(Dataset rows describing interfaces)
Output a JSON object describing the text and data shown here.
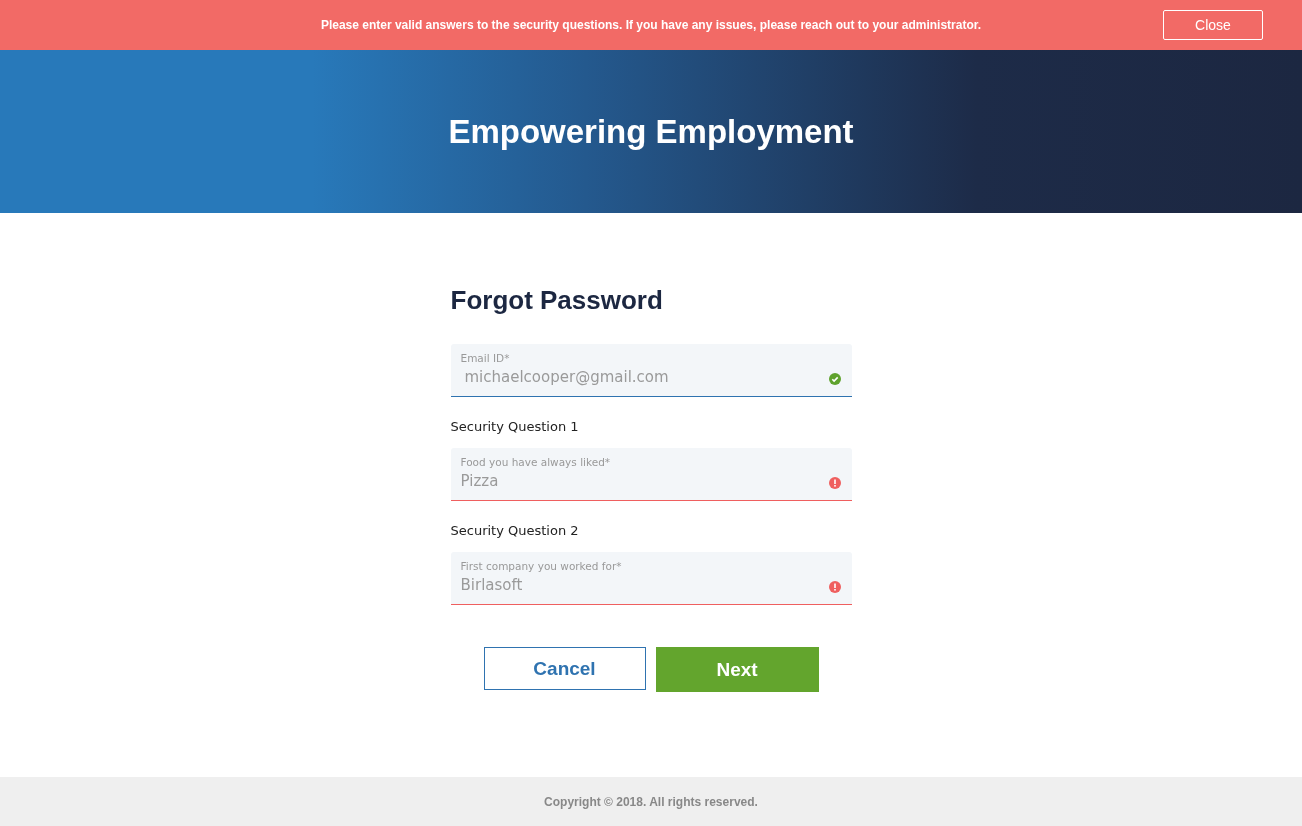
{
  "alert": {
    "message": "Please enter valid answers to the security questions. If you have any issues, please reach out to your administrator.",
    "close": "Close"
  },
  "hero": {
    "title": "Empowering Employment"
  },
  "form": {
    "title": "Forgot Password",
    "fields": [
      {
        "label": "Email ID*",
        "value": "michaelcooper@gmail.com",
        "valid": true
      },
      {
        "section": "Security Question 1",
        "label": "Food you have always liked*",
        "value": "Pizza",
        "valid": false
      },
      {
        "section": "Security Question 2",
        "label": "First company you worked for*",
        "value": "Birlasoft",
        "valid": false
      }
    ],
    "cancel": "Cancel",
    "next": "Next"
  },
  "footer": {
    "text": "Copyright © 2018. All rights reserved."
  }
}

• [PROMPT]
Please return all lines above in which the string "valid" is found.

• [ANSWER BOX]
    "message": "Please enter valid answers to the security questions. If you have any issues, please reach out to your administrator.",
        "valid": true
        "valid": false
        "valid": false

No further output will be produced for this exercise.